* **Requirement**: Please print the full listing below exactly, but not the pictures in it.

-*-*-

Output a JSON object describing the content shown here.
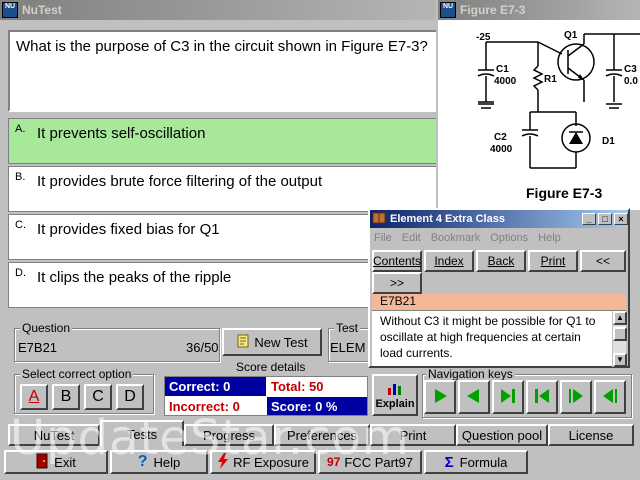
{
  "main_window": {
    "title": "NuTest",
    "icon_text": "NU",
    "question_text": "What is the purpose of C3 in the circuit shown in Figure E7-3?",
    "answers": [
      {
        "letter": "A.",
        "text": "It prevents self-oscillation"
      },
      {
        "letter": "B.",
        "text": "It provides brute force filtering of the output"
      },
      {
        "letter": "C.",
        "text": "It provides fixed bias for Q1"
      },
      {
        "letter": "D.",
        "text": "It clips the peaks of the ripple"
      }
    ],
    "question_group": {
      "label": "Question",
      "id": "E7B21",
      "progress": "36/50"
    },
    "new_test_label": "New Test",
    "test_group": {
      "label": "Test",
      "value": "ELEM"
    },
    "select_group": {
      "label": "Select correct option",
      "options": [
        "A",
        "B",
        "C",
        "D"
      ]
    },
    "score": {
      "label": "Score details",
      "correct": "Correct: 0",
      "total": "Total: 50",
      "incorrect": "Incorrect: 0",
      "score": "Score: 0 %"
    },
    "explain_label": "Explain",
    "nav_label": "Navigation keys",
    "tabs": [
      "NuTest",
      "Tests",
      "Progress",
      "Preferences",
      "Print",
      "Question pool",
      "License"
    ],
    "bottom_buttons": [
      "Exit",
      "Help",
      "RF Exposure",
      "FCC Part97",
      "Formula"
    ],
    "bottom_icons": {
      "fcc": "97",
      "formula": "Σ"
    }
  },
  "figure_window": {
    "title": "Figure E7-3",
    "icon_text": "NU",
    "labels": {
      "voltage": "-25",
      "q1": "Q1",
      "c1": "C1",
      "c1_val": "4000",
      "r1": "R1",
      "c2": "C2",
      "c2_val": "4000",
      "d1": "D1",
      "c3": "C3",
      "c3_val": "0.0",
      "caption": "Figure E7-3"
    }
  },
  "help_window": {
    "title": "Element 4 Extra Class",
    "menu": [
      "File",
      "Edit",
      "Bookmark",
      "Options",
      "Help"
    ],
    "buttons": [
      "Contents",
      "Index",
      "Back",
      "Print",
      "<<",
      ">>"
    ],
    "topic": "E7B21",
    "text": "Without C3 it might be possible for Q1 to oscillate at high frequencies at certain load currents."
  },
  "watermark": "UpdateStar.com",
  "colors": {
    "correct_answer": "#a8e89a",
    "score_bg": "#0000a0",
    "help_topic_bg": "#f4b898",
    "nav_arrow": "#00a000"
  }
}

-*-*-

* **Solution for this task**:
Output a JSON object describing the content shown here.
{
  "main_window": {
    "title": "NuTest",
    "icon_text": "NU",
    "question_text": "What is the purpose of C3 in the circuit shown in Figure E7-3?",
    "answers": [
      {
        "letter": "A.",
        "text": "It prevents self-oscillation"
      },
      {
        "letter": "B.",
        "text": "It provides brute force filtering of the output"
      },
      {
        "letter": "C.",
        "text": "It provides fixed bias for Q1"
      },
      {
        "letter": "D.",
        "text": "It clips the peaks of the ripple"
      }
    ],
    "question_group": {
      "label": "Question",
      "id": "E7B21",
      "progress": "36/50"
    },
    "new_test_label": "New Test",
    "test_group": {
      "label": "Test",
      "value": "ELEM"
    },
    "select_group": {
      "label": "Select correct option",
      "options": [
        "A",
        "B",
        "C",
        "D"
      ]
    },
    "score": {
      "label": "Score details",
      "correct": "Correct: 0",
      "total": "Total: 50",
      "incorrect": "Incorrect: 0",
      "score": "Score: 0 %"
    },
    "explain_label": "Explain",
    "nav_label": "Navigation keys",
    "tabs": [
      "NuTest",
      "Tests",
      "Progress",
      "Preferences",
      "Print",
      "Question pool",
      "License"
    ],
    "bottom_buttons": [
      "Exit",
      "Help",
      "RF Exposure",
      "FCC Part97",
      "Formula"
    ],
    "bottom_icons": {
      "fcc": "97",
      "formula": "Σ"
    }
  },
  "figure_window": {
    "title": "Figure E7-3",
    "icon_text": "NU",
    "labels": {
      "voltage": "-25",
      "q1": "Q1",
      "c1": "C1",
      "c1_val": "4000",
      "r1": "R1",
      "c2": "C2",
      "c2_val": "4000",
      "d1": "D1",
      "c3": "C3",
      "c3_val": "0.0",
      "caption": "Figure E7-3"
    }
  },
  "help_window": {
    "title": "Element 4 Extra Class",
    "menu": [
      "File",
      "Edit",
      "Bookmark",
      "Options",
      "Help"
    ],
    "buttons": [
      "Contents",
      "Index",
      "Back",
      "Print",
      "<<",
      ">>"
    ],
    "topic": "E7B21",
    "text": "Without C3 it might be possible for Q1 to oscillate at high frequencies at certain load currents."
  },
  "watermark": "UpdateStar.com",
  "colors": {
    "correct_answer": "#a8e89a",
    "score_bg": "#0000a0",
    "help_topic_bg": "#f4b898",
    "nav_arrow": "#00a000"
  }
}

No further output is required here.